[YOUR GOAL]: Exact repetition is the task: copy every entry below.

(Web page and app entries)
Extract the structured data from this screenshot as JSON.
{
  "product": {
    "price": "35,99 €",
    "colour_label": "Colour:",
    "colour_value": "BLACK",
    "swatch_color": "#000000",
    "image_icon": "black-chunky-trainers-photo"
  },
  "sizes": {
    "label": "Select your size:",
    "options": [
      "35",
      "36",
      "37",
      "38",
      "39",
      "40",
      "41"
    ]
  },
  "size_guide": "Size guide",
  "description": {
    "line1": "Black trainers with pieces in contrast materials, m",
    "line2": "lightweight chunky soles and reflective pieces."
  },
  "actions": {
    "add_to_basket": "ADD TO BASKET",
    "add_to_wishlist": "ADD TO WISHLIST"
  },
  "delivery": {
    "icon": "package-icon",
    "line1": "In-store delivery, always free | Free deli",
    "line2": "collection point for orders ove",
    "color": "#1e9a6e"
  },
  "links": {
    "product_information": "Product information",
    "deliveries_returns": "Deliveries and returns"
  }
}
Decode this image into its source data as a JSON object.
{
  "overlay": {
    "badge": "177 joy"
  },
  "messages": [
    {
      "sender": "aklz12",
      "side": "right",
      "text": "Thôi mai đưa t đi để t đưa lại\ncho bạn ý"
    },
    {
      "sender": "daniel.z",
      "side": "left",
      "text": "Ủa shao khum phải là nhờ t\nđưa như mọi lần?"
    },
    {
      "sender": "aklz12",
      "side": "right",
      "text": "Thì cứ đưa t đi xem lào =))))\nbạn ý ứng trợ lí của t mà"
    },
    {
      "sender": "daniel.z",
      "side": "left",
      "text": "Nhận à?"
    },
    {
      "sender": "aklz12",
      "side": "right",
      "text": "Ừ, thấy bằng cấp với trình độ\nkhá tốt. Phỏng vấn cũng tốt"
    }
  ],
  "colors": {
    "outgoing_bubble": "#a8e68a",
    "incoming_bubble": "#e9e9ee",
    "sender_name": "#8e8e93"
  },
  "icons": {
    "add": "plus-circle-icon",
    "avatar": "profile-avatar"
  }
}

[TASK OUTPUT]:
Extract the structured data from this screenshot as JSON.
{
  "product": {
    "price": "35,99 €",
    "colour_label": "Colour:",
    "colour_value": "BLACK",
    "swatch_color": "#000000",
    "image_icon": "black-chunky-trainers-photo"
  },
  "sizes": {
    "label": "Select your size:",
    "options": [
      "35",
      "36",
      "37",
      "38",
      "39",
      "40",
      "41"
    ]
  },
  "size_guide": "Size guide",
  "description": {
    "line1": "Black trainers with pieces in contrast materials, m",
    "line2": "lightweight chunky soles and reflective pieces."
  },
  "actions": {
    "add_to_basket": "ADD TO BASKET",
    "add_to_wishlist": "ADD TO WISHLIST"
  },
  "delivery": {
    "icon": "package-icon",
    "line1": "In-store delivery, always free | Free deli",
    "line2": "collection point for orders ove",
    "color": "#1e9a6e"
  },
  "links": {
    "product_information": "Product information",
    "deliveries_returns": "Deliveries and returns"
  }
}
Decode this image into its source data as a JSON object.
{
  "overlay": {
    "badge": "177 joy"
  },
  "messages": [
    {
      "sender": "aklz12",
      "side": "right",
      "text": "Thôi mai đưa t đi để t đưa lại\ncho bạn ý"
    },
    {
      "sender": "daniel.z",
      "side": "left",
      "text": "Ủa shao khum phải là nhờ t\nđưa như mọi lần?"
    },
    {
      "sender": "aklz12",
      "side": "right",
      "text": "Thì cứ đưa t đi xem lào =))))\nbạn ý ứng trợ lí của t mà"
    },
    {
      "sender": "daniel.z",
      "side": "left",
      "text": "Nhận à?"
    },
    {
      "sender": "aklz12",
      "side": "right",
      "text": "Ừ, thấy bằng cấp với trình độ\nkhá tốt. Phỏng vấn cũng tốt"
    }
  ],
  "colors": {
    "outgoing_bubble": "#a8e68a",
    "incoming_bubble": "#e9e9ee",
    "sender_name": "#8e8e93"
  },
  "icons": {
    "add": "plus-circle-icon",
    "avatar": "profile-avatar"
  }
}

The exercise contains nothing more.